Reproduce exactly, from the line containing "Transcribe this image's", every line down to the end of the data below.

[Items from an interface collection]
=== Section Start ===

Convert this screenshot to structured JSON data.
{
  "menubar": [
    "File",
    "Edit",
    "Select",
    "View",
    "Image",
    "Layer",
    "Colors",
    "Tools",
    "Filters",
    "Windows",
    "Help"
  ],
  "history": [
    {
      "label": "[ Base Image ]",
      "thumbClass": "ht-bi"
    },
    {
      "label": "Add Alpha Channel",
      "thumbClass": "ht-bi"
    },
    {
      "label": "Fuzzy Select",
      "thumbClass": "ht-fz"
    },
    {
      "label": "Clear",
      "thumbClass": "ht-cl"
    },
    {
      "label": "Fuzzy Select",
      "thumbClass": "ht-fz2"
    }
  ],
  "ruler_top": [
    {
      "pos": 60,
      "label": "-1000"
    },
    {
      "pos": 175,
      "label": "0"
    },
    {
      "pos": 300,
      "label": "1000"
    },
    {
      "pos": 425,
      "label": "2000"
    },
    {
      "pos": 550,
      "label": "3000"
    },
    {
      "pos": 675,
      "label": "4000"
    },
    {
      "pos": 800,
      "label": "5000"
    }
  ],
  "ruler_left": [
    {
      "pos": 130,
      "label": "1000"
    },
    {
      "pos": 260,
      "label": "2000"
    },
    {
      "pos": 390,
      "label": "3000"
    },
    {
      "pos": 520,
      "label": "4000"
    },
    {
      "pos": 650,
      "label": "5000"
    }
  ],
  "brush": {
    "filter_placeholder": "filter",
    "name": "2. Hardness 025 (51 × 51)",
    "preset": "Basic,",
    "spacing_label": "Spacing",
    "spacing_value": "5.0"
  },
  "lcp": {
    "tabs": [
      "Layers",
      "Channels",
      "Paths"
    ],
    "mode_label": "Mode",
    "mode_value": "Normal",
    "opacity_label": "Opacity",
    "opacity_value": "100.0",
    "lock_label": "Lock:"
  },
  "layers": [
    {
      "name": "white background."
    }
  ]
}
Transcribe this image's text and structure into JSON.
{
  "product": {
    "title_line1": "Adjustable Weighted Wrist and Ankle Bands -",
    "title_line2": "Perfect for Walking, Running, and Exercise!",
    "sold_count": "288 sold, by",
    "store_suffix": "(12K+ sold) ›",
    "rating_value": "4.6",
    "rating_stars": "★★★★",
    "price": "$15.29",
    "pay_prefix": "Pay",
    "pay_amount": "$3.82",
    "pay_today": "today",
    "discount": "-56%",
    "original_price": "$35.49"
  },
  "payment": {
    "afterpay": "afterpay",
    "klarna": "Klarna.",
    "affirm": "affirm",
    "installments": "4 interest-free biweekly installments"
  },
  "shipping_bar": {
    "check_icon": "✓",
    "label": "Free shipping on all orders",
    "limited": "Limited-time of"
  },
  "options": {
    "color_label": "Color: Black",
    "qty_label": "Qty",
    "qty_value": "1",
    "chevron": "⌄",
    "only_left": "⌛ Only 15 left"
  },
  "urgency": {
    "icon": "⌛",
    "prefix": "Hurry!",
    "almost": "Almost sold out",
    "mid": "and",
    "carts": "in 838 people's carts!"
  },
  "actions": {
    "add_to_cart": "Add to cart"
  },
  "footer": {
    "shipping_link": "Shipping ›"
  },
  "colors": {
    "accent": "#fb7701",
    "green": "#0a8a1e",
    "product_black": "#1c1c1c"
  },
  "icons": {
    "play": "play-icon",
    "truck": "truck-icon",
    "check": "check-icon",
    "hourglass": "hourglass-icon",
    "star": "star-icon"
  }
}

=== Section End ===

■ The answer:
Transcribe this image's text and structure into JSON.
{
  "product": {
    "title_line1": "Adjustable Weighted Wrist and Ankle Bands -",
    "title_line2": "Perfect for Walking, Running, and Exercise!",
    "sold_count": "288 sold, by",
    "store_suffix": "(12K+ sold) ›",
    "rating_value": "4.6",
    "rating_stars": "★★★★",
    "price": "$15.29",
    "pay_prefix": "Pay",
    "pay_amount": "$3.82",
    "pay_today": "today",
    "discount": "-56%",
    "original_price": "$35.49"
  },
  "payment": {
    "afterpay": "afterpay",
    "klarna": "Klarna.",
    "affirm": "affirm",
    "installments": "4 interest-free biweekly installments"
  },
  "shipping_bar": {
    "check_icon": "✓",
    "label": "Free shipping on all orders",
    "limited": "Limited-time of"
  },
  "options": {
    "color_label": "Color: Black",
    "qty_label": "Qty",
    "qty_value": "1",
    "chevron": "⌄",
    "only_left": "⌛ Only 15 left"
  },
  "urgency": {
    "icon": "⌛",
    "prefix": "Hurry!",
    "almost": "Almost sold out",
    "mid": "and",
    "carts": "in 838 people's carts!"
  },
  "actions": {
    "add_to_cart": "Add to cart"
  },
  "footer": {
    "shipping_link": "Shipping ›"
  },
  "colors": {
    "accent": "#fb7701",
    "green": "#0a8a1e",
    "product_black": "#1c1c1c"
  },
  "icons": {
    "play": "play-icon",
    "truck": "truck-icon",
    "check": "check-icon",
    "hourglass": "hourglass-icon",
    "star": "star-icon"
  }
}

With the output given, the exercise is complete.